Node Smith, ND

A recent new study significantly calls into question the current safe limits on alcohol consumption. It shows that the current recommendations on alcohol safety limits may be a bit high, and that consuming as little as 10 drinks per week may reduce life expectancy.1

Current CDC Alcohol Consumption Recommendations

Currently, the CDC and other health organizations list 1 drink per day for women, and 2 drinks per day for men, with a weekly total corresponding to 7 and 14 respectively, as being a safe, low risk level of alcohol consumption. These levels are lower for individuals over the age of 65.

Study concludes that a more reasonable safety level be 10 standard drinks

The current study, led by Professor Bu Yeap, from the University of Washington concludes that a more reasonable safety level may be 10 standard drinks – which may not change recommendations for women much.
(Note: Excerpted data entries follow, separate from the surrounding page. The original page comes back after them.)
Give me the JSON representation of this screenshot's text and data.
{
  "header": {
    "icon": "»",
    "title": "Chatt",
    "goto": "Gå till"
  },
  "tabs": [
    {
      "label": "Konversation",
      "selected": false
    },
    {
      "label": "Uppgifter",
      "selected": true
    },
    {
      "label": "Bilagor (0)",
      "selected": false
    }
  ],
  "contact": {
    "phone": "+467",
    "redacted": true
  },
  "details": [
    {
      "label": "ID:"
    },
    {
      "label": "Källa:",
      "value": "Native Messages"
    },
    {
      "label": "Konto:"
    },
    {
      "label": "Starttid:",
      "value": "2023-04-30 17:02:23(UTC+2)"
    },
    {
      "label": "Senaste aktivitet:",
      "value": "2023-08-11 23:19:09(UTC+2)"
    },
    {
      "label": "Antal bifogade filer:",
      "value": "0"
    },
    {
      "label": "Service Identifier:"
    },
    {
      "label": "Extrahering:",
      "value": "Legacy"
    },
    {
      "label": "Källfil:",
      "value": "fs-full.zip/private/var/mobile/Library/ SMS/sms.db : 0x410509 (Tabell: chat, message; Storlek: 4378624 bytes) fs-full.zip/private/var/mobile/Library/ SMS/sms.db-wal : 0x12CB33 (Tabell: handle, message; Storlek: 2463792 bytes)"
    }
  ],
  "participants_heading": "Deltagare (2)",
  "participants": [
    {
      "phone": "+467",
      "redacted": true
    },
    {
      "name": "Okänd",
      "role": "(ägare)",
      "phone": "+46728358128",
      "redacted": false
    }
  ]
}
A standard drink is considered 12 ounces of beer, 4 ounces of wine or 1.5 ounces of 80-proof spirits.

Data from 600,000 drinkers from 19 countries for almost 50 years were studied

The study looked at data from 600,000 drinkers from 19 countries for almost 50 years in some cases. The results found that consuming over 100 grams of pure alcohol – 100 grams of pure alcohol is roughly 10 standard drinks – per week lowers life expectancy. A forty-year old man drinking 10-20 drinks per week shortens life expectancy by 6 months. This is drastically increased to a life expectancy 4-5 years shorter in individuals who drink over 35 drinks per week.

“Less is better,” according to the authors of the study

Various factors contribute to the safe limits of alcohol for each individual, such as age, gender, body weight, medications, and rate of consumption. However, it is likely true that “less is better,” according to the authors of the study.

Considering drinking habits with size and percentage of alcohol is important when establishing safety levels

In considering drinking habits of oneself or clients/patients, it is important to understand that research on alcohol, and safety levels, assume a standard drink of 1.5 oz of 80-proof spirits, not 100-proof, 4 oz of wine, not a 6-8 oz tumbler, and 12 oz of 5% beer. With the increase in popularity of micro-brewed beer, this category may cause the most confusion and misbelief that current drinking habits of an individual are safe. For instance, many micro-brews, especially from a brewery, can range in alcohol content from 6.5% – 9% alcohol (or even more). At 6.5%, a pint of beer is equal to 1.7 standard drinks, meaning that 2 beers a night would put someone at 23 drinks per week. However, at 9%, a pint of beer is equal to about 2.5 drinks, meaning that drinking 2 per night not only puts an individual over the 35 per week amount, but also well over 2 drinks per day level. Wine is also an easy drink to over measure when pouring, especially when at home; 4 ounces isn’t a whole lot, and typically comes up to about ⅓ or ½ of a normal wine goblet.

  1. Source
Image Copyright: <a href=’https://www.123rf.com/profile_IKO’>IKO / 123RF Stock Photo</a>

Node Smith, ND, is a naturopathic physician in Portland, OR and associate editor for NDNR. He has been instrumental in maintaining a firm connection to the philosophy and heritage of naturopathic medicine among the next generation of docs. He helped found the first multi-generational experiential retreat, which brings elders, alumni, and students together for a weekend camp-out where naturopathic medicine and medical philosophy are experienced in nature. Four years ago he helped found the non-profit, Association for Naturopathic ReVitalization (ANR), for which he serves as the board chairman. ANR has a mission to inspire health practitioners to embody the naturopathic principles through experiential education. Node also has a firm belief that the next era of naturopathic medicine will see a resurgence of in-patient facilities which use fasting, earthing, hydrotherapy and homeopathy to bring people back from chronic diseases of modern living; he is involved in numerous conversations and projects to bring about this vision.

Share This Article & Follow Us @thenatpath:
Recommended Posts

Leave a Comment